Extracted data entries
▬▬▬▬▬▬▬▬▬▬

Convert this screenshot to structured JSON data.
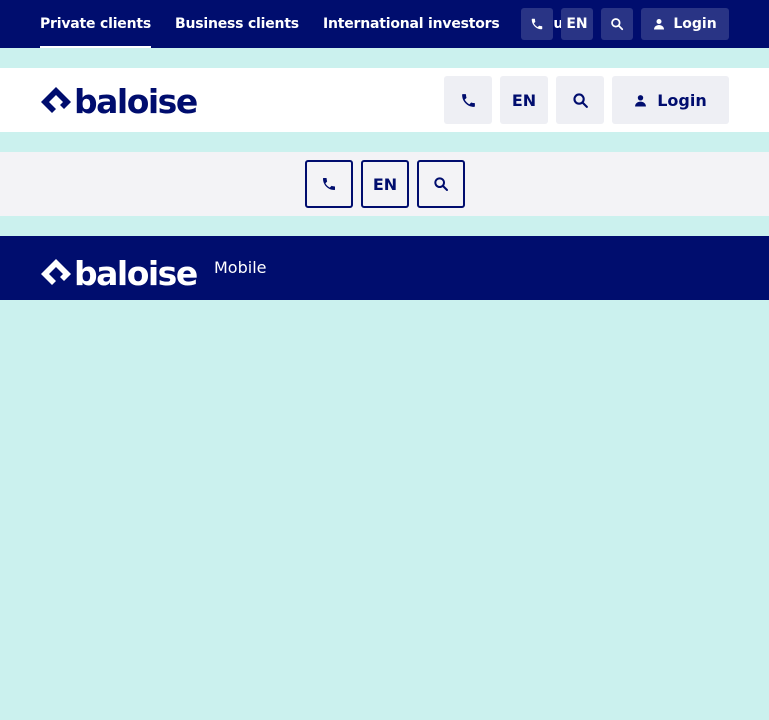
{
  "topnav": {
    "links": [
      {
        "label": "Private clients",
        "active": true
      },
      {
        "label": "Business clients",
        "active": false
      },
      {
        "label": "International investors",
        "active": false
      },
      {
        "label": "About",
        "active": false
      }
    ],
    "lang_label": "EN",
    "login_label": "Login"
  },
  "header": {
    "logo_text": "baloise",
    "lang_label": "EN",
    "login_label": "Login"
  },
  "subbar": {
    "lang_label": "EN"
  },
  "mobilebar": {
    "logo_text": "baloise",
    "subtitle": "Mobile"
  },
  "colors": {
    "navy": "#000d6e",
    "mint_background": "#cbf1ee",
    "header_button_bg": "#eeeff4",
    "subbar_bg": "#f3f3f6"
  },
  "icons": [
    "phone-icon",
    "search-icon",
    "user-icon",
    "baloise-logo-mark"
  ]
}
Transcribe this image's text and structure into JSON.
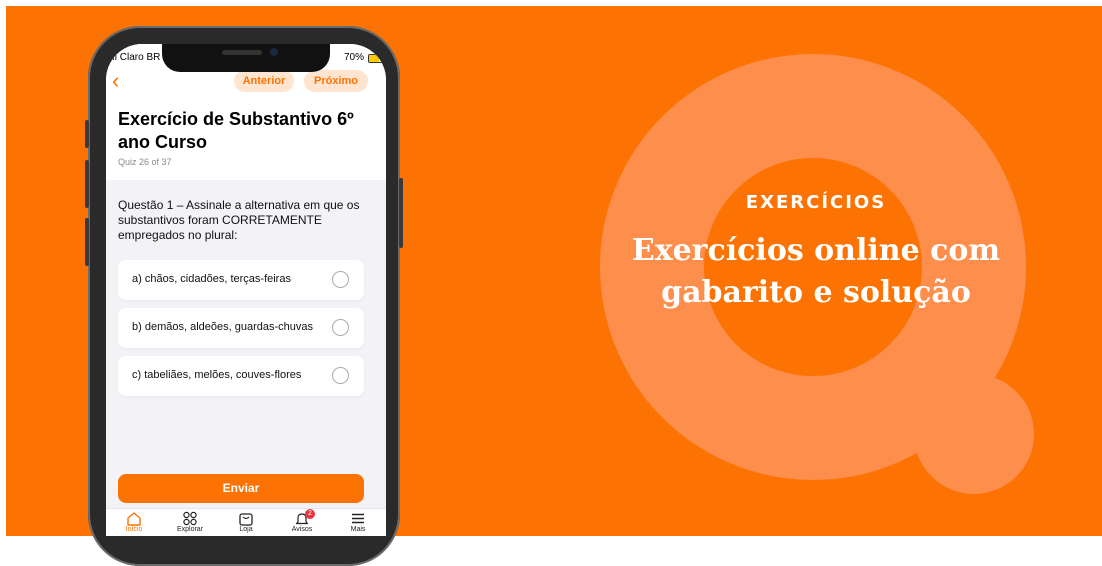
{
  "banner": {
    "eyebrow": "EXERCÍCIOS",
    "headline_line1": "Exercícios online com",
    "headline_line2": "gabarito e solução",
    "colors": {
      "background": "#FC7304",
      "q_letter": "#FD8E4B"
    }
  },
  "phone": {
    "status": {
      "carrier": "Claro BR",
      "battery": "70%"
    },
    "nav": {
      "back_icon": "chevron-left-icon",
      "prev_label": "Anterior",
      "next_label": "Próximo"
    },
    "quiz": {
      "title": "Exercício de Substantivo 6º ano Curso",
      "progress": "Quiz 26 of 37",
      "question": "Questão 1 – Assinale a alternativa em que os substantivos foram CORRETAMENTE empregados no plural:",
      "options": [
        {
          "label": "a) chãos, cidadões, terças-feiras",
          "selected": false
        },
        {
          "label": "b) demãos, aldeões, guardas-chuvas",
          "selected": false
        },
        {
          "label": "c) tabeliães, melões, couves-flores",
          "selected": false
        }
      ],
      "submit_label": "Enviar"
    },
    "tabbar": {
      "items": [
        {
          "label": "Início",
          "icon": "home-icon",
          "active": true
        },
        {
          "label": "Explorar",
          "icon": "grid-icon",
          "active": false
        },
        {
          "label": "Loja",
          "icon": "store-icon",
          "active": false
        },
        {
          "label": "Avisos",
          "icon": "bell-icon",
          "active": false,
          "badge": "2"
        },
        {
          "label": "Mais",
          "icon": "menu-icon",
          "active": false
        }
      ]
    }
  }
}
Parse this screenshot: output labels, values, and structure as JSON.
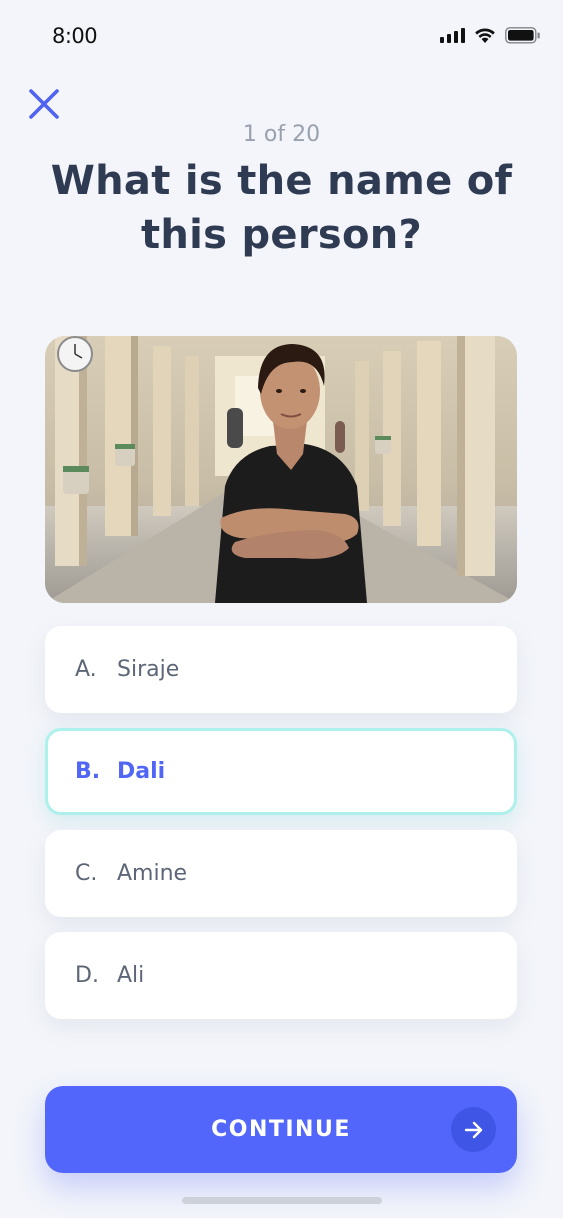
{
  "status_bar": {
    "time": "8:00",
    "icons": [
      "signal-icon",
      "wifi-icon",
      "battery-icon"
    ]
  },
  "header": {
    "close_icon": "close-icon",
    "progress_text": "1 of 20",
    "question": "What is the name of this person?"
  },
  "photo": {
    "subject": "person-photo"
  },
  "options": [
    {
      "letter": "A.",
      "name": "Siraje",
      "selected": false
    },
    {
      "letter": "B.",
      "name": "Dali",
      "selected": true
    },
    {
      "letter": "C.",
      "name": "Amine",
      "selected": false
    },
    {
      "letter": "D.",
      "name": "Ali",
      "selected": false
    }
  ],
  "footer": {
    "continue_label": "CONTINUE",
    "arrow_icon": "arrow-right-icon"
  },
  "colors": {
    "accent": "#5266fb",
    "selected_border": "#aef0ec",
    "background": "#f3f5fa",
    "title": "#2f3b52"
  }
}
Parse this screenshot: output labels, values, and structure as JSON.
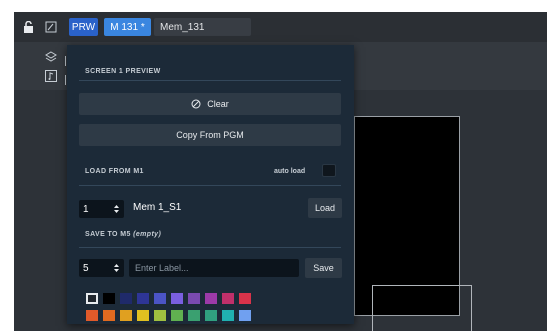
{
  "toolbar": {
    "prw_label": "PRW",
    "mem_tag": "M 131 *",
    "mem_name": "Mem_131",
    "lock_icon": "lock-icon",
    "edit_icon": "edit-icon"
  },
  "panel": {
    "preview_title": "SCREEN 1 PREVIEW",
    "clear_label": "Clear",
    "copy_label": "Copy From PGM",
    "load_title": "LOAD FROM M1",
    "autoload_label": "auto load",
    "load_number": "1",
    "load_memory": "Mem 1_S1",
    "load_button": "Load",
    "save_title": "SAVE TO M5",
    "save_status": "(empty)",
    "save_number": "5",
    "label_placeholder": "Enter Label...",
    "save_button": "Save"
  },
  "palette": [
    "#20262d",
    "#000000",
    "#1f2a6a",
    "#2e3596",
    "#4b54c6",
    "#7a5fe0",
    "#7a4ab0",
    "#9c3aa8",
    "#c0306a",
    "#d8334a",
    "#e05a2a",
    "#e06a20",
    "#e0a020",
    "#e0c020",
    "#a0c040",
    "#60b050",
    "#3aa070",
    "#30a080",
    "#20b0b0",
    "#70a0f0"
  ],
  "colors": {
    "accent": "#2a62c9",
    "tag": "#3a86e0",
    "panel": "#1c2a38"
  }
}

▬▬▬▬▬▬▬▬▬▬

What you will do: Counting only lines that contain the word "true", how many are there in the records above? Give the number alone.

Exercise solution: 3